Heather K McClellan
Choose the thing that creates the most meaning in your life, and trust yourself to handle the stress that follows.*
Why I do what I do
I love people. I incessantly root for people to be the best version of their genuine selves.
I focus on influencers because I believe they're critical sources of swaying the broader public to value self-awareness and emotional skills. As those skills become more common, more people in the world are fulfilled, people and children are treated better, and there’s thus less abuse or bullying. There are then more thriving, healthy, happy people who can domino effect more good for the world.
Courage is contagious. Every time we choose courage, we make everyone around us a little better and the world a little braver.
Like Hannah Gadsby in Nanette, when one person has a clear, strong sense of self and bravely presents as such, more people free up to be an at-ease, honest version of themselves. Instead of busying ourselves with reflexive strategies to garner approval and fit in, we can be vibrantly authentic, feel happier, and create and accomplish more. When people feel belonging rather than threatened, they have far more space to take on other perspectives.
Per Google's Project Aristotle, psychological safety is critical for maximum effectiveness. Their research was about work teams; I believe and understand that it's also true for individuals in terms of their relationship to both themselves and others.
I also care about people thinking clearly. I believe rationalizing without feeling is as insidious as are flights of emotion not grounded in reason; this is backed up by research on moral decision making. Many don't realize it (pre/post fallacy), but ideally, one can fully feel their feelings without getting hijacked by them. Per neural research on innovation, this yields better decision making, and per Brown's research, we'll experience significantly more joy, as humans can only numb feelings globally rather than selectively.
Your work with me, in gradually increasing your capacities including access to your feelings, will leave you feeling more vibrance and joy in your life.
I’m an emotional intelligence (EQ) consultant currently based in San Francisco, where I work with startups to Fortune 100 companies as well as individuals and executives. My work includes training EQ and empathy skills into elite engineering teams. I've also been flown across the country simply to get a read on a given person.
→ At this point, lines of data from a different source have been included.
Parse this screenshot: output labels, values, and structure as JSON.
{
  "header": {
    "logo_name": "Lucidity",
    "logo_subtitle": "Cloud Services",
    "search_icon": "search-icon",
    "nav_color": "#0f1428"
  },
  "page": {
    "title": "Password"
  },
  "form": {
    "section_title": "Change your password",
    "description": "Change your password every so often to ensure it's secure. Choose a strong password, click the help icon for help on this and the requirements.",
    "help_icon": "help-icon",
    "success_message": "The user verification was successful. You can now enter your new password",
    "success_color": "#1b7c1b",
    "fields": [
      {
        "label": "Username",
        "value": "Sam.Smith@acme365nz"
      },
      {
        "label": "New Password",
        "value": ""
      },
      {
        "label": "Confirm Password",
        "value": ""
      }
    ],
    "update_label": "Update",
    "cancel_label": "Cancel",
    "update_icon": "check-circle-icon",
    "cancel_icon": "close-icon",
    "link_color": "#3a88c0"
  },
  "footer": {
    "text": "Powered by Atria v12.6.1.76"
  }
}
For five years I helped grow and run the largest Authentic Relating community in the world. We grew from a dozen to around 2,000 members in Austin, Texas. I’ve trained and mentored over 200 facilitators, who in turn have started dozens of other communities in the US and overseas.
I donate my time and skills to international charity projects for incredible causes, from Effective Altruism organizations to bridging gaps between racially divided groups.
I’ve traveled through 46 countries thus far, almost always solo, self-organized, and usually in developing areas—because I love people, culture, and perspectives. I've lived for stints in Manhattan, Australia, Bangkok, Paris, and Tuscany. I'm a devoted albeit off-and-on citizen of my core home: Austin, Texas.
I’ve worked for the United Nations and in the high fashion world; I've done speaking and emceeing; and I ran PR for a boutique firm for years. I'm an honors graduate of the University of Texas at Austin and a suma cum laude graduate of the Fashion Institute of Technology.
I have a personal rule that if I'm drawn to something but am afraid of it, and it is healthy, legal, doesn't pose a reasonable threat, doesn't hurts others, etc., then I have to do it. Step on stage to do improv when I've never tried it before? As much as I want to avoid it in the moment, I have that rule. Learn to scuba dive despite my phobia of deep water and the panic attack I had the first time I went under during my licensing course? Gotta do it. The rule also applies to one of the scariest things for anyone: directly addressing high-stakes, vulnerable conversations. I figure that every time I give in to superfluous fears, it perpetuates the fallacy that there's something worth being afraid of.
I love my life, and I am endlessly grateful for the rich relationships I have with my incredible, inspiring friends.